    Last edited by DigitalMessiah, Aug 30, 2013
  7. Charlemagne19 Chosen One

    Member Since:
    Jul 30, 2000
    star 7
    I'm just saying that how the characters relate to the Force is related to that.

    Also, the Light and the Dark.
  8. Solent Force Ghost

    Member Since:
    Aug 4, 2001
    star 2
    As a matter of fact it does. It keeps itself balanced, and if it is unbalanced it takes action to correct itself. I find also significant that Anakin was born outside Jedi sphere of influence, and found by the only open minded Jedi of that generation.

    Otherwise I wouldn´t say Anakin chose to fall. Becoming so emotionally unstable is not a choice, but a matter of upbringing. Then again, Jedi seem to have some trouble with self criticism when somebody falls, just blaming the fallen despite the fact they trained him/her. That that boring Disciple from KotoR 2 was the one to point it out is even weirder.
  9. DigitalMessiah Chosen One

    Member Since:
    Feb 17, 2004
    star 5
    There's no evidence at all that the *Force* did anything. It is an open question and as far as we know either the midichlorians or Plagueis created Anakin.
    Gamiel likes this.
  10. Charlemagne19 Chosen One

    Member Since:
    Jul 30, 2000
    star 7
    The midiclorians aren't sentient, though.
  11. DigitalMessiah Chosen One

    Member Since:
    Feb 17, 2004
    star 5
    That's true -- but if they're induced to do something, it may not be through conscious direction, but some other mechanism.

    Plagueis thought it was blowback -- in Jungian terms, I'd called it Enantiodromia.
    Last edited by DigitalMessiah, Aug 31, 2013
  12. Charlemagne19 Chosen One

    Member Since:
    Jul 30, 2000
    star 7
    Yeah, I'm not too happy with the retcon.

    Though, admittedly, it was a retcon to the....questionable...idea of Anakin as the Force's baby.
  13. DigitalMessiah Chosen One

    Member Since:
    Feb 17, 2004
    star 5
    Which retcon? People here seemed to think the novel didn't eliminate the possibility that Plagueis was responsible.
  14. Charlemagne19 Chosen One

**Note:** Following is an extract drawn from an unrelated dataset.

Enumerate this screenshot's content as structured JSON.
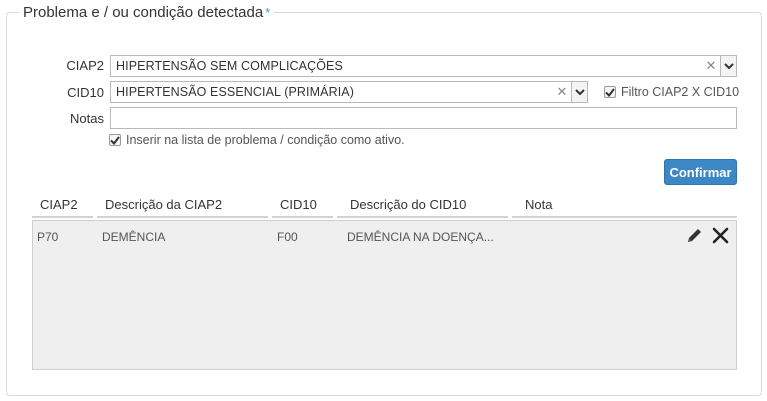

    Member Since:
    Jul 30, 2000
    star 7
    I actually mean the retcon Plagueis was responsible at all.
  15. DigitalMessiah Chosen One

    Member Since:
    Feb 17, 2004
    star 5
    Ah. I liked the ambiguity that it presented and, if true, the irony that the Sith are the instrument of their own destruction -- which fits with Lucas calling them a cancer.
  16. Charlemagne19 Chosen One

    Member Since:
    Jul 30, 2000
    star 7
    It just makes the universe rather extraordinarily small.

    Even more than usual.
  17. DigitalMessiah Chosen One

    Member Since:
    Feb 17, 2004
    star 5
    I don't see it that way -- Anakin is the crux of the film saga. The insinuation of Episode I is that it's serendipitous that Qui-Gon encounters Anakin, which Qui-Gon calls the will of the Force. "Our meeting was not a coincidence. Nothing happens by accident." Qui-Gon is definitely a teleologist, and I see Anakin's saga as being an evolution toward a directed end, albeit not one that is guided by an intellect but that simply is.